I do recognise that there is truth to some of the claims made by natural childbirth proponents. Giving birth in familiar surroundings, rather than in hospital, can often reduce a woman’s fear, which can in turn also reduce her pain. And one medical intervention can produce complications that demand many more interventions, producing a cascade that can sometimes result in an unnecessarily medicalised and distressing birth. Most mothers and babies do just fine without the full panoply of 21st-century obstetrical technology.
But when birth goes wrong, it goes very wrong indeed. In the pre-modern era about 1 per cent of women died while giving birth. “Natural” birth is not only agonising, even for supposedly “primitive” women (as the Dumbarton Oaks figure shows us); it is also dangerous — not always, but often. My mother in law, a paediatrician, likes to tell her patients that “you can predict a low risk birth, but you cannot predict a zero risk birth”.
Anecdotally, my impression is that some NHS midwives are still working hard to steer their patients towards “natural” childbirth, despite the failures of the campaign that ended in 2017. I had my first baby last year and, because of my medical history, I knew from the beginning of my pregnancy that I would need to have a planned c-section. Nevertheless, whenever I met with a new midwife (which was often, since I never saw the same one twice), she’d typically begin our appointment by asking if I was planning a natural birth in the midwife-led centre, where interventions like epidural anaesthesia are not available. The upward lilt to the question made it clear that the answer I was expected to give was “yes”.
Some senior midwives, including Walton, concede that ideology is at play here. Yet, cynically, I suspect that part of the push for “natural” births was also about cutting costs. One student midwife detailed for the Guardian in 2014 that while giving birth on an obstetric ward overseen by doctors costs the NHS £1,631, a “natural” birth in a midwife-led birth centre costs £1,450, and a home birth £1,066. The fewer health professionals you have around you, the cheaper it is.

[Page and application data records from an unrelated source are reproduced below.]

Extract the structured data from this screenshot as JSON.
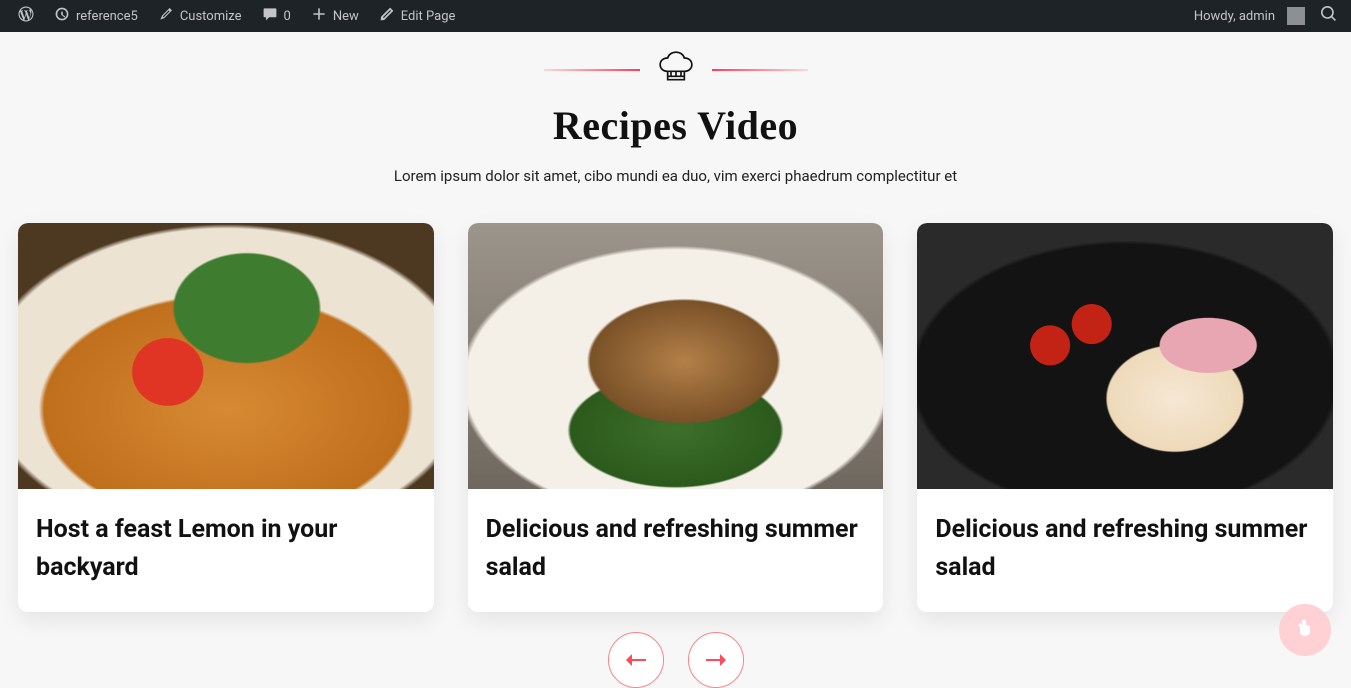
{
  "adminbar": {
    "site": "reference5",
    "customize": "Customize",
    "comments": "0",
    "new": "New",
    "edit": "Edit Page",
    "howdy": "Howdy, admin"
  },
  "section": {
    "title": "Recipes Video",
    "subtitle": "Lorem ipsum dolor sit amet, cibo mundi ea duo, vim exerci phaedrum complectitur et"
  },
  "cards": [
    {
      "title": "Host a feast Lemon in your backyard"
    },
    {
      "title": "Delicious and refreshing summer salad"
    },
    {
      "title": "Delicious and refreshing summer salad"
    }
  ]
}
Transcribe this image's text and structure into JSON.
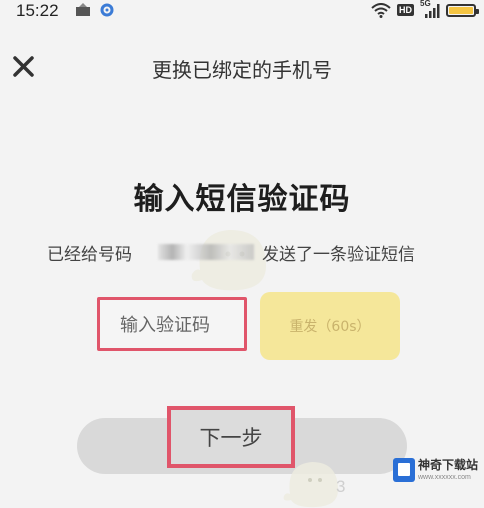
{
  "status_bar": {
    "time": "15:22",
    "hd_badge": "HD",
    "network": "5G",
    "icons": [
      "app-notification-icon",
      "gear-icon",
      "wifi-icon",
      "signal-icon",
      "battery-icon"
    ],
    "battery_color": "#f5c542"
  },
  "header": {
    "close_icon": "close-icon",
    "title": "更换已绑定的手机号"
  },
  "main": {
    "heading": "输入短信验证码",
    "sent_prefix": "已经给号码",
    "sent_suffix": "发送了一条验证短信",
    "code_input_placeholder": "输入验证码",
    "send_button_label": "重发（60s）",
    "next_button_label": "下一步"
  },
  "overlay": {
    "watermark": "3",
    "brand_name": "神奇下载站",
    "brand_url": "www.xxxxxx.com",
    "highlight_color": "#e0556a"
  }
}
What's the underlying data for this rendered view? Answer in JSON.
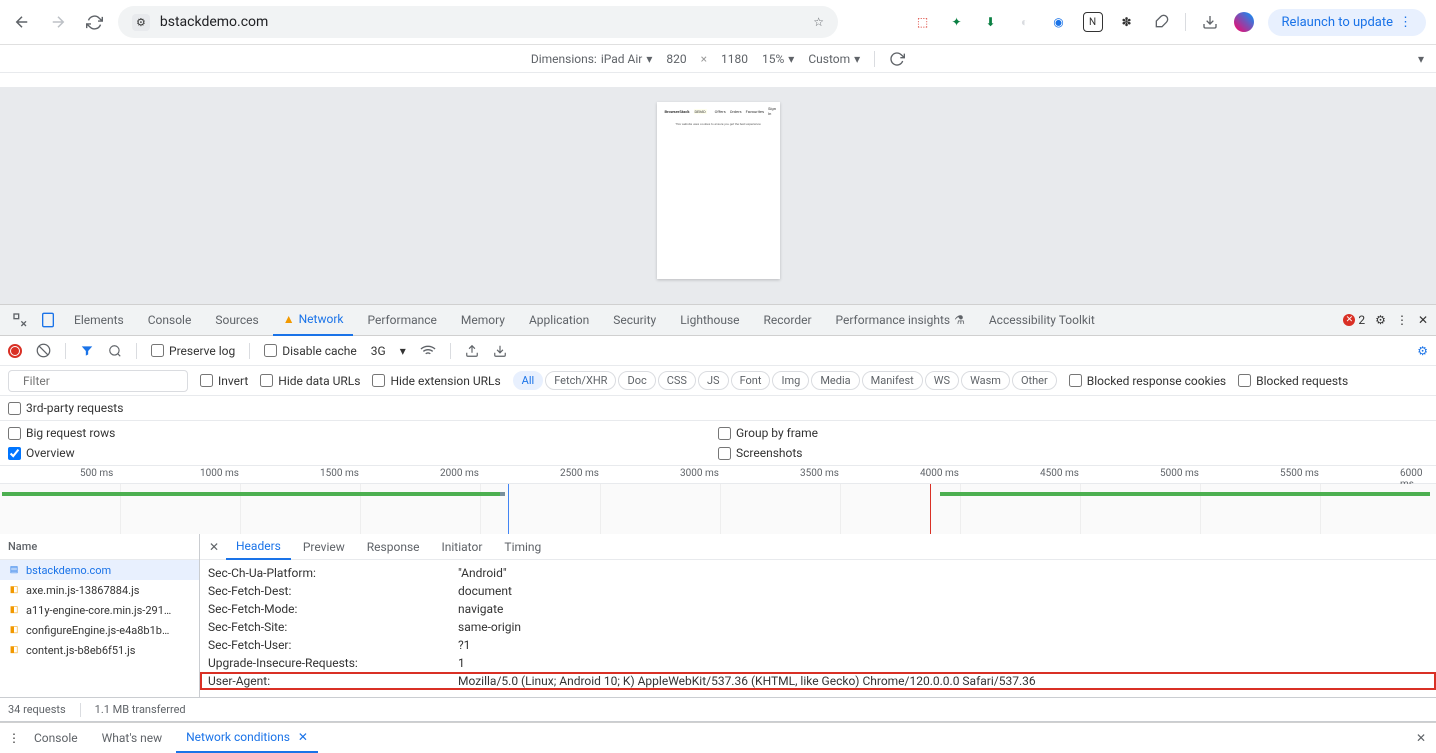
{
  "browser": {
    "url": "bstackdemo.com",
    "relaunch": "Relaunch to update"
  },
  "device_bar": {
    "dimensions_label": "Dimensions:",
    "device": "iPad Air",
    "width": "820",
    "height": "1180",
    "zoom": "15%",
    "custom": "Custom"
  },
  "devtools_tabs": [
    "Elements",
    "Console",
    "Sources",
    "Network",
    "Performance",
    "Memory",
    "Application",
    "Security",
    "Lighthouse",
    "Recorder",
    "Performance insights",
    "Accessibility Toolkit"
  ],
  "devtools_active": "Network",
  "error_count": "2",
  "net_toolbar": {
    "preserve_log": "Preserve log",
    "disable_cache": "Disable cache",
    "throttling": "3G"
  },
  "filter": {
    "placeholder": "Filter",
    "invert": "Invert",
    "hide_data": "Hide data URLs",
    "hide_ext": "Hide extension URLs",
    "types": [
      "All",
      "Fetch/XHR",
      "Doc",
      "CSS",
      "JS",
      "Font",
      "Img",
      "Media",
      "Manifest",
      "WS",
      "Wasm",
      "Other"
    ],
    "type_active": "All",
    "blocked_cookies": "Blocked response cookies",
    "blocked_req": "Blocked requests",
    "third_party": "3rd-party requests"
  },
  "options": {
    "big_rows": "Big request rows",
    "overview": "Overview",
    "group_frame": "Group by frame",
    "screenshots": "Screenshots"
  },
  "timeline_labels": [
    "500 ms",
    "1000 ms",
    "1500 ms",
    "2000 ms",
    "2500 ms",
    "3000 ms",
    "3500 ms",
    "4000 ms",
    "4500 ms",
    "5000 ms",
    "5500 ms",
    "6000 ms"
  ],
  "requests": {
    "header": "Name",
    "items": [
      {
        "name": "bstackdemo.com",
        "type": "doc"
      },
      {
        "name": "axe.min.js-13867884.js",
        "type": "js"
      },
      {
        "name": "a11y-engine-core.min.js-291…",
        "type": "js"
      },
      {
        "name": "configureEngine.js-e4a8b1b…",
        "type": "js"
      },
      {
        "name": "content.js-b8eb6f51.js",
        "type": "js"
      }
    ]
  },
  "detail_tabs": [
    "Headers",
    "Preview",
    "Response",
    "Initiator",
    "Timing"
  ],
  "detail_active": "Headers",
  "headers": [
    {
      "k": "Sec-Ch-Ua-Platform:",
      "v": "\"Android\""
    },
    {
      "k": "Sec-Fetch-Dest:",
      "v": "document"
    },
    {
      "k": "Sec-Fetch-Mode:",
      "v": "navigate"
    },
    {
      "k": "Sec-Fetch-Site:",
      "v": "same-origin"
    },
    {
      "k": "Sec-Fetch-User:",
      "v": "?1"
    },
    {
      "k": "Upgrade-Insecure-Requests:",
      "v": "1"
    },
    {
      "k": "User-Agent:",
      "v": "Mozilla/5.0 (Linux; Android 10; K) AppleWebKit/537.36 (KHTML, like Gecko) Chrome/120.0.0.0 Safari/537.36"
    }
  ],
  "status": {
    "requests": "34 requests",
    "transferred": "1.1 MB transferred"
  },
  "drawer": {
    "tabs": [
      "Console",
      "What's new",
      "Network conditions"
    ],
    "active": "Network conditions"
  }
}
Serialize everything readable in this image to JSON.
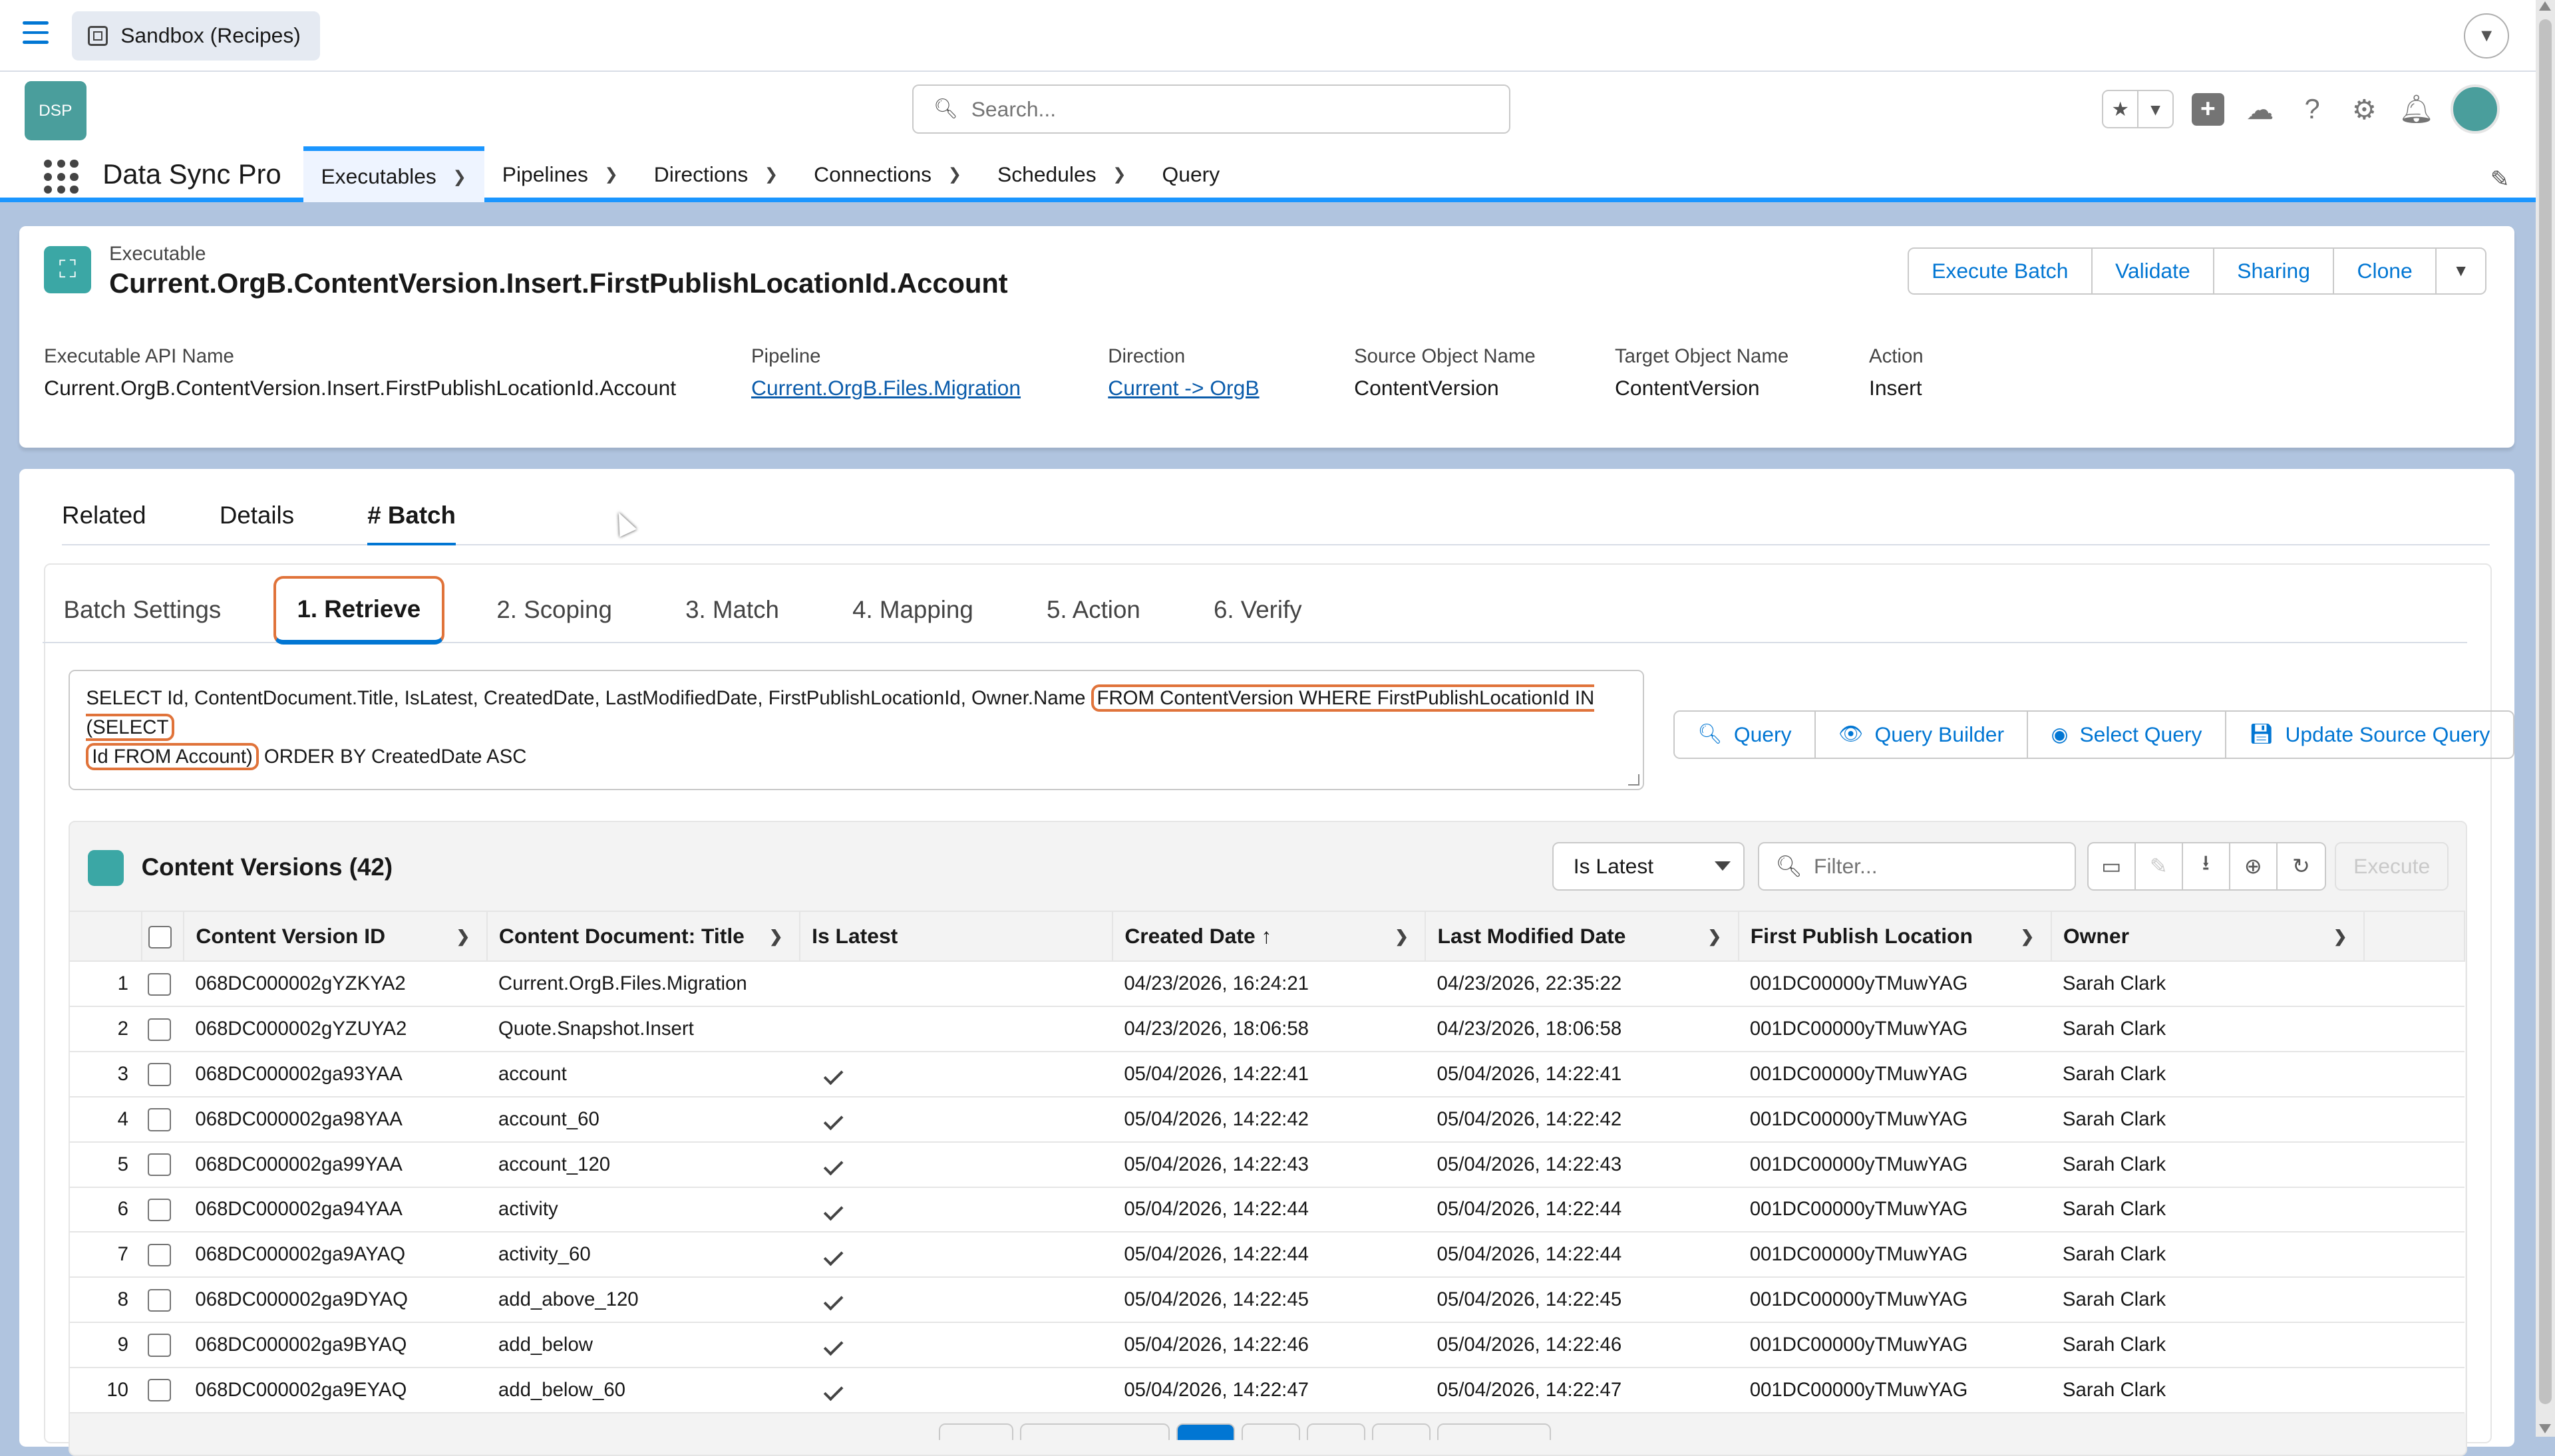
{
  "topbar": {
    "sandbox_label": "Sandbox (Recipes)"
  },
  "search": {
    "placeholder": "Search..."
  },
  "app": {
    "name": "Data Sync Pro",
    "logo_text": "DSP"
  },
  "nav": [
    {
      "label": "Executables"
    },
    {
      "label": "Pipelines"
    },
    {
      "label": "Directions"
    },
    {
      "label": "Connections"
    },
    {
      "label": "Schedules"
    },
    {
      "label": "Query"
    }
  ],
  "record": {
    "type_label": "Executable",
    "title": "Current.OrgB.ContentVersion.Insert.FirstPublishLocationId.Account",
    "actions": [
      "Execute Batch",
      "Validate",
      "Sharing",
      "Clone"
    ],
    "fields": {
      "api_name_label": "Executable API Name",
      "api_name": "Current.OrgB.ContentVersion.Insert.FirstPublishLocationId.Account",
      "pipeline_label": "Pipeline",
      "pipeline": "Current.OrgB.Files.Migration",
      "direction_label": "Direction",
      "direction": "Current -> OrgB",
      "source_label": "Source Object Name",
      "source": "ContentVersion",
      "target_label": "Target Object Name",
      "target": "ContentVersion",
      "action_label": "Action",
      "action": "Insert"
    }
  },
  "tabs": [
    "Related",
    "Details",
    "# Batch"
  ],
  "subtabs": [
    "Batch Settings",
    "1. Retrieve",
    "2. Scoping",
    "3. Match",
    "4. Mapping",
    "5. Action",
    "6. Verify"
  ],
  "query": {
    "part1": "SELECT Id, ContentDocument.Title, IsLatest, CreatedDate, LastModifiedDate, FirstPublishLocationId, Owner.Name ",
    "part2": "FROM ContentVersion WHERE FirstPublishLocationId IN (SELECT",
    "part3": "Id FROM Account)",
    "part4": " ORDER BY CreatedDate ASC",
    "buttons": [
      "Query",
      "Query Builder",
      "Select Query",
      "Update Source Query"
    ]
  },
  "table": {
    "title": "Content Versions (42)",
    "filter_select": "Is Latest",
    "filter_placeholder": "Filter...",
    "execute_label": "Execute",
    "columns": [
      "Content Version ID",
      "Content Document: Title",
      "Is Latest",
      "Created Date",
      "Last Modified Date",
      "First Publish Location",
      "Owner"
    ],
    "sort_indicator": "↑",
    "rows": [
      {
        "n": "1",
        "id": "068DC000002gYZKYA2",
        "title": "Current.OrgB.Files.Migration",
        "latest": false,
        "created": "04/23/2026, 16:24:21",
        "modified": "04/23/2026, 22:35:22",
        "loc": "001DC00000yTMuwYAG",
        "owner": "Sarah Clark"
      },
      {
        "n": "2",
        "id": "068DC000002gYZUYA2",
        "title": "Quote.Snapshot.Insert",
        "latest": false,
        "created": "04/23/2026, 18:06:58",
        "modified": "04/23/2026, 18:06:58",
        "loc": "001DC00000yTMuwYAG",
        "owner": "Sarah Clark"
      },
      {
        "n": "3",
        "id": "068DC000002ga93YAA",
        "title": "account",
        "latest": true,
        "created": "05/04/2026, 14:22:41",
        "modified": "05/04/2026, 14:22:41",
        "loc": "001DC00000yTMuwYAG",
        "owner": "Sarah Clark"
      },
      {
        "n": "4",
        "id": "068DC000002ga98YAA",
        "title": "account_60",
        "latest": true,
        "created": "05/04/2026, 14:22:42",
        "modified": "05/04/2026, 14:22:42",
        "loc": "001DC00000yTMuwYAG",
        "owner": "Sarah Clark"
      },
      {
        "n": "5",
        "id": "068DC000002ga99YAA",
        "title": "account_120",
        "latest": true,
        "created": "05/04/2026, 14:22:43",
        "modified": "05/04/2026, 14:22:43",
        "loc": "001DC00000yTMuwYAG",
        "owner": "Sarah Clark"
      },
      {
        "n": "6",
        "id": "068DC000002ga94YAA",
        "title": "activity",
        "latest": true,
        "created": "05/04/2026, 14:22:44",
        "modified": "05/04/2026, 14:22:44",
        "loc": "001DC00000yTMuwYAG",
        "owner": "Sarah Clark"
      },
      {
        "n": "7",
        "id": "068DC000002ga9AYAQ",
        "title": "activity_60",
        "latest": true,
        "created": "05/04/2026, 14:22:44",
        "modified": "05/04/2026, 14:22:44",
        "loc": "001DC00000yTMuwYAG",
        "owner": "Sarah Clark"
      },
      {
        "n": "8",
        "id": "068DC000002ga9DYAQ",
        "title": "add_above_120",
        "latest": true,
        "created": "05/04/2026, 14:22:45",
        "modified": "05/04/2026, 14:22:45",
        "loc": "001DC00000yTMuwYAG",
        "owner": "Sarah Clark"
      },
      {
        "n": "9",
        "id": "068DC000002ga9BYAQ",
        "title": "add_below",
        "latest": true,
        "created": "05/04/2026, 14:22:46",
        "modified": "05/04/2026, 14:22:46",
        "loc": "001DC00000yTMuwYAG",
        "owner": "Sarah Clark"
      },
      {
        "n": "10",
        "id": "068DC000002ga9EYAQ",
        "title": "add_below_60",
        "latest": true,
        "created": "05/04/2026, 14:22:47",
        "modified": "05/04/2026, 14:22:47",
        "loc": "001DC00000yTMuwYAG",
        "owner": "Sarah Clark"
      }
    ]
  }
}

These figures are slightly misleading, however, because they do not take account of the costs to the NHS of compensation awarded to patients who suffer from avoidable complications. One study from 2019 found that, when these costs are included, planned c-sections turn out to be the cheapest option, given the huge sums paid to parents of babies who suffer brain damage during vaginal births that go wrong. That doesn’t mean, of course, that every baby should be delivered by c-section, but it should encourage us to resist fetishising the “natural”.
If I’m honest, there is a small part of me that envies the mothers I know who have experienced unmedicated vaginal birth and have found it to be, as the writer Milli Hill puts it in her book Give Birth Like a Feminist, “spiritual, ecstatic, empowering, and full of health and strength”. It’s an experience that I’ll never have.
But I wonder if this envy of mine is rather like the envy that a teenage boy feels when he reads battle stories written by victorious soldiers. According to Plutarch, the only exceptions to the rule against naming the dead on Spartan tombstones were men who died in battle and women who died in childbirth. The two ordeals have often been understood as feminine and masculine counterparts, to be bravely endured. We might envy, in fantasy, the men and women who come through such ordeals triumphant. We’re far less likely to envy those who don’t.